ACTIVITY - Whatever appears in the listing must be reproduced exactly.

DATA PROVIDED -

★ ★ ★ ★

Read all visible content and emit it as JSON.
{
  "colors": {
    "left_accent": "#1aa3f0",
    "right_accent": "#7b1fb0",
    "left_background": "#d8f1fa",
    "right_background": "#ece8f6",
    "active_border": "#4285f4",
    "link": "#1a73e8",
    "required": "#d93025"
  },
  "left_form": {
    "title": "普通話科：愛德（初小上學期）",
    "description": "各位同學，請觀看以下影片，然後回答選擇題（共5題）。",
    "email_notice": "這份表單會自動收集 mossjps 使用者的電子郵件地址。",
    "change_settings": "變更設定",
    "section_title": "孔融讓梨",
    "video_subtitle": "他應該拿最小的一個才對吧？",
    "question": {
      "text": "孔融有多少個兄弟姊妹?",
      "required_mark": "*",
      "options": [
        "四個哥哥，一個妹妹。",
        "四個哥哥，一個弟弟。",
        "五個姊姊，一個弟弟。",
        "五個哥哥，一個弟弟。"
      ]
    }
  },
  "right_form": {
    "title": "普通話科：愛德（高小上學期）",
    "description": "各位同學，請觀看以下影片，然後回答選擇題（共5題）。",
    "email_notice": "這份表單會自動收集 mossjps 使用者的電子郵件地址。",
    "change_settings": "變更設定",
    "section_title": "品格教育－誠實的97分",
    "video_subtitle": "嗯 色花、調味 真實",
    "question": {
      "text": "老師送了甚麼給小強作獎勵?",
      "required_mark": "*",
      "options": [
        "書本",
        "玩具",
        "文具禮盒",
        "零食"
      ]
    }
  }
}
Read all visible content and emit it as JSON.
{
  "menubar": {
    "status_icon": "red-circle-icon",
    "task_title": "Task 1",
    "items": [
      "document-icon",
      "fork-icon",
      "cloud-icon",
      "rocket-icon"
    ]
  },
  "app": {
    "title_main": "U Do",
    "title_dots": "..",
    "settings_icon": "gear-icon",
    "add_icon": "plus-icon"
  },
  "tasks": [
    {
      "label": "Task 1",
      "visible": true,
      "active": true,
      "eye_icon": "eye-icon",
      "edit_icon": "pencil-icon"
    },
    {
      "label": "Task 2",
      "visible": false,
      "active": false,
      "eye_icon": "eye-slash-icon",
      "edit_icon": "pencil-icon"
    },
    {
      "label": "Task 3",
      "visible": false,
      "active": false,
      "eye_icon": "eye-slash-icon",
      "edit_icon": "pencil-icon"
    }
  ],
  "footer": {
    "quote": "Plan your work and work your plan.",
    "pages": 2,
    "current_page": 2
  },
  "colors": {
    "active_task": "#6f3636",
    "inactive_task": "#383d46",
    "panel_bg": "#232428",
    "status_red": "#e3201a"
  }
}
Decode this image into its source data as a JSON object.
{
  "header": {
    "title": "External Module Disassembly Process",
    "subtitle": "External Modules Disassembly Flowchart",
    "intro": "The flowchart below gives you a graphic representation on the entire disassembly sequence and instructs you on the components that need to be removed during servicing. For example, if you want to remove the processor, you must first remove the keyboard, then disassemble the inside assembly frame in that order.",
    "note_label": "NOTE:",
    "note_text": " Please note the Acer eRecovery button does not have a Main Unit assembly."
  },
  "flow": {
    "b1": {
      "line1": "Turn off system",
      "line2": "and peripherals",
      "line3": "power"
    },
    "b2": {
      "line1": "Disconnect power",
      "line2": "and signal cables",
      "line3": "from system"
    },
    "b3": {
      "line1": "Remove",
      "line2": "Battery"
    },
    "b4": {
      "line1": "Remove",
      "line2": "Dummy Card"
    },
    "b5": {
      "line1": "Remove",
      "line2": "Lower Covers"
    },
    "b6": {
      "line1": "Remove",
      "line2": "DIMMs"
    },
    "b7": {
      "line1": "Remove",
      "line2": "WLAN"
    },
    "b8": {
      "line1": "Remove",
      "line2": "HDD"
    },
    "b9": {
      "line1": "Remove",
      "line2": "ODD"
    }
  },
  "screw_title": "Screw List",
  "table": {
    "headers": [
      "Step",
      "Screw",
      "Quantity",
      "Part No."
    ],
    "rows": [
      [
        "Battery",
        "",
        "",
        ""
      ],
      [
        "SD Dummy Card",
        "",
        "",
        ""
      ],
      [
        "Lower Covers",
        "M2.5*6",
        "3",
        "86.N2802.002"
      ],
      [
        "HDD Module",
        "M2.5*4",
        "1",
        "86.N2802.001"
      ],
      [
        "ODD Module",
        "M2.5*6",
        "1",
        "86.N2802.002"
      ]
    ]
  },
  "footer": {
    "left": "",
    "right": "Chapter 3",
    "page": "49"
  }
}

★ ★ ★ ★

TASK RESULT -
Read all visible content and emit it as JSON.
{
  "colors": {
    "left_accent": "#1aa3f0",
    "right_accent": "#7b1fb0",
    "left_background": "#d8f1fa",
    "right_background": "#ece8f6",
    "active_border": "#4285f4",
    "link": "#1a73e8",
    "required": "#d93025"
  },
  "left_form": {
    "title": "普通話科：愛德（初小上學期）",
    "description": "各位同學，請觀看以下影片，然後回答選擇題（共5題）。",
    "email_notice": "這份表單會自動收集 mossjps 使用者的電子郵件地址。",
    "change_settings": "變更設定",
    "section_title": "孔融讓梨",
    "video_subtitle": "他應該拿最小的一個才對吧？",
    "question": {
      "text": "孔融有多少個兄弟姊妹?",
      "required_mark": "*",
      "options": [
        "四個哥哥，一個妹妹。",
        "四個哥哥，一個弟弟。",
        "五個姊姊，一個弟弟。",
        "五個哥哥，一個弟弟。"
      ]
    }
  },
  "right_form": {
    "title": "普通話科：愛德（高小上學期）",
    "description": "各位同學，請觀看以下影片，然後回答選擇題（共5題）。",
    "email_notice": "這份表單會自動收集 mossjps 使用者的電子郵件地址。",
    "change_settings": "變更設定",
    "section_title": "品格教育－誠實的97分",
    "video_subtitle": "嗯 色花、調味 真實",
    "question": {
      "text": "老師送了甚麼給小強作獎勵?",
      "required_mark": "*",
      "options": [
        "書本",
        "玩具",
        "文具禮盒",
        "零食"
      ]
    }
  }
}
Read all visible content and emit it as JSON.
{
  "menubar": {
    "status_icon": "red-circle-icon",
    "task_title": "Task 1",
    "items": [
      "document-icon",
      "fork-icon",
      "cloud-icon",
      "rocket-icon"
    ]
  },
  "app": {
    "title_main": "U Do",
    "title_dots": "..",
    "settings_icon": "gear-icon",
    "add_icon": "plus-icon"
  },
  "tasks": [
    {
      "label": "Task 1",
      "visible": true,
      "active": true,
      "eye_icon": "eye-icon",
      "edit_icon": "pencil-icon"
    },
    {
      "label": "Task 2",
      "visible": false,
      "active": false,
      "eye_icon": "eye-slash-icon",
      "edit_icon": "pencil-icon"
    },
    {
      "label": "Task 3",
      "visible": false,
      "active": false,
      "eye_icon": "eye-slash-icon",
      "edit_icon": "pencil-icon"
    }
  ],
  "footer": {
    "quote": "Plan your work and work your plan.",
    "pages": 2,
    "current_page": 2
  },
  "colors": {
    "active_task": "#6f3636",
    "inactive_task": "#383d46",
    "panel_bg": "#232428",
    "status_red": "#e3201a"
  }
}
Decode this image into its source data as a JSON object.
{
  "header": {
    "title": "External Module Disassembly Process",
    "subtitle": "External Modules Disassembly Flowchart",
    "intro": "The flowchart below gives you a graphic representation on the entire disassembly sequence and instructs you on the components that need to be removed during servicing. For example, if you want to remove the processor, you must first remove the keyboard, then disassemble the inside assembly frame in that order.",
    "note_label": "NOTE:",
    "note_text": " Please note the Acer eRecovery button does not have a Main Unit assembly."
  },
  "flow": {
    "b1": {
      "line1": "Turn off system",
      "line2": "and peripherals",
      "line3": "power"
    },
    "b2": {
      "line1": "Disconnect power",
      "line2": "and signal cables",
      "line3": "from system"
    },
    "b3": {
      "line1": "Remove",
      "line2": "Battery"
    },
    "b4": {
      "line1": "Remove",
      "line2": "Dummy Card"
    },
    "b5": {
      "line1": "Remove",
      "line2": "Lower Covers"
    },
    "b6": {
      "line1": "Remove",
      "line2": "DIMMs"
    },
    "b7": {
      "line1": "Remove",
      "line2": "WLAN"
    },
    "b8": {
      "line1": "Remove",
      "line2": "HDD"
    },
    "b9": {
      "line1": "Remove",
      "line2": "ODD"
    }
  },
  "screw_title": "Screw List",
  "table": {
    "headers": [
      "Step",
      "Screw",
      "Quantity",
      "Part No."
    ],
    "rows": [
      [
        "Battery",
        "",
        "",
        ""
      ],
      [
        "SD Dummy Card",
        "",
        "",
        ""
      ],
      [
        "Lower Covers",
        "M2.5*6",
        "3",
        "86.N2802.002"
      ],
      [
        "HDD Module",
        "M2.5*4",
        "1",
        "86.N2802.001"
      ],
      [
        "ODD Module",
        "M2.5*6",
        "1",
        "86.N2802.002"
      ]
    ]
  },
  "footer": {
    "left": "",
    "right": "Chapter 3",
    "page": "49"
  }
}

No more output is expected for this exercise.